June 21, 2018 07:46 pm News Staff – Earlier this month, the U.S. Department of Justice announced that it would not defend crucial elements of the Patient Protection and Affordable Care Act (ACA) in a legal challenge now playing out in a Texas district court. But groups concerned about the prospect of patients losing important protections the ACA provides -- including the AAFP -- continue to speak up for key provisions of the law.
Last week, the AMA, together with the Academy and three other specialty organizations, filed an amicus brief with the U.S. District Court for the Northern District of Texas, Fort Worth Division. In February, Texas and 19 other states had asked that court to rule the ACA unconstitutional.
Also joining the friend-of-the-court brief were the American College of Physicians (ACP), the American Academy of Pediatrics (AAP), and the American Academy of Child and Adolescent Psychiatry.
In an June 14 news release announcing the brief, AMA President Barbara McAneny, M.D., said, "The policies being undermined through the plaintiffs' action have broad bipartisan and public support and have improved the lives of patients. An unfavorable decision in this case would create further disruption, generate uncertainty, spark additional premium increases and cause declines in coverage.
"We urge the court to reject this case because health policy should be developed in Congress and not in the courts."
The brief's filing comes on the heels of a statement the Academy and five other medical groups, including the AAP and ACP, issued on June 8 in which the groups pressed the Justice Department to reconsider its position on Texas et al. v. United States et al.
The AMA news release goes on to warn that patients now covered under the ACA would no longer have protections for pre-existing conditions if the lawsuit's plaintiffs prevailed.
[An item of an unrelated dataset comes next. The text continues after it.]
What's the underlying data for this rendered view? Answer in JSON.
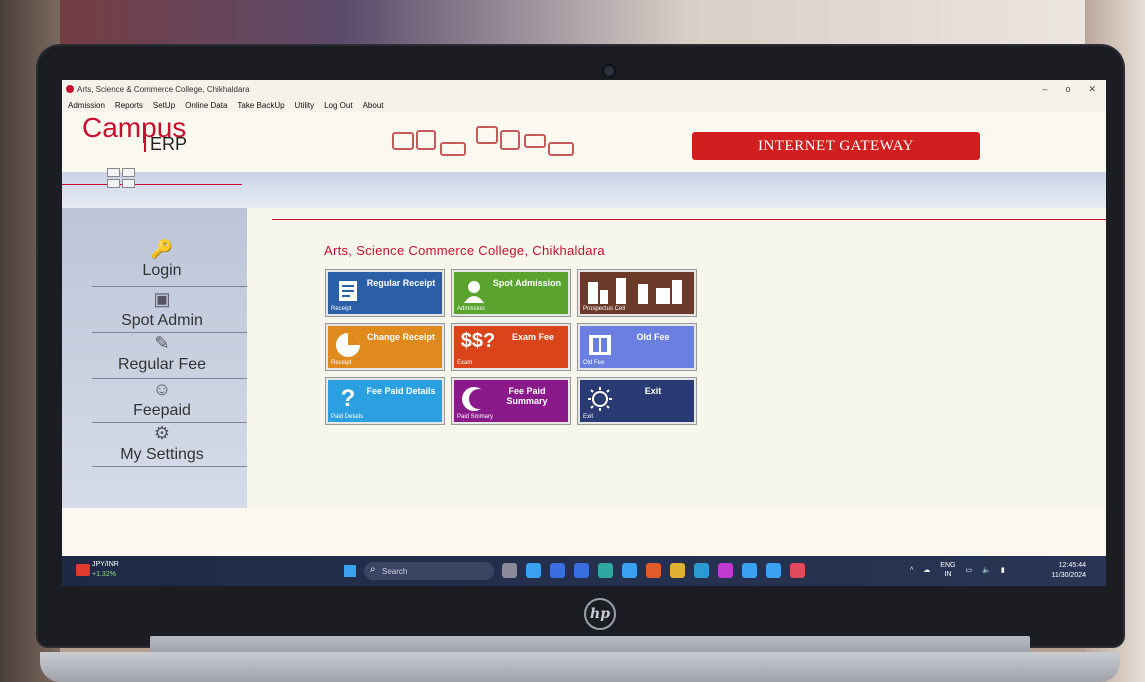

Additionally, the statement said, "children would no longer have coverage under their parents' health insurance plan until age 26; insurers would no longer be held to the 85-percent medical loss ratio, meaning they could generate higher profits at the expense of coverage and payments for services; 100 percent coverage for certain preventive services would cease; (and) annual and lifetime dollar limits could be reinstated, leading to more bankruptcies due to health care costs."
The Justice Department's June 10 decision to forgo an ACA defense in the lawsuit has prompted a steady stream of legal filings similar to the groups' brief, some of them from unexpected sources.
For example, five prominent legal scholars, including two who argued against the ACA in previous cases challenging the law, this month filed a joint amicus brief asking the district court to reject this lawsuit.
One of the five is Kevin Walsh, whose writing on the severability of portions of the ACA was cited by U.S. Supreme Court Justice Clarence Thomas last year in a decision that involved whether the federal government has the right to control state law-making.
Among other amicus briefs filed in support of the ACA are a brief that includes the American Cancer Society Cancer Action Network, the American Diabetes Association, the American Heart Association, the American Lung Association and the National Multiple Sclerosis Society, as well as separate briefs by AARP and the AARP Foundation, America's Health Insurance Plans, the American Hospital Association, and the Association of American Medical Colleges, to name just a few.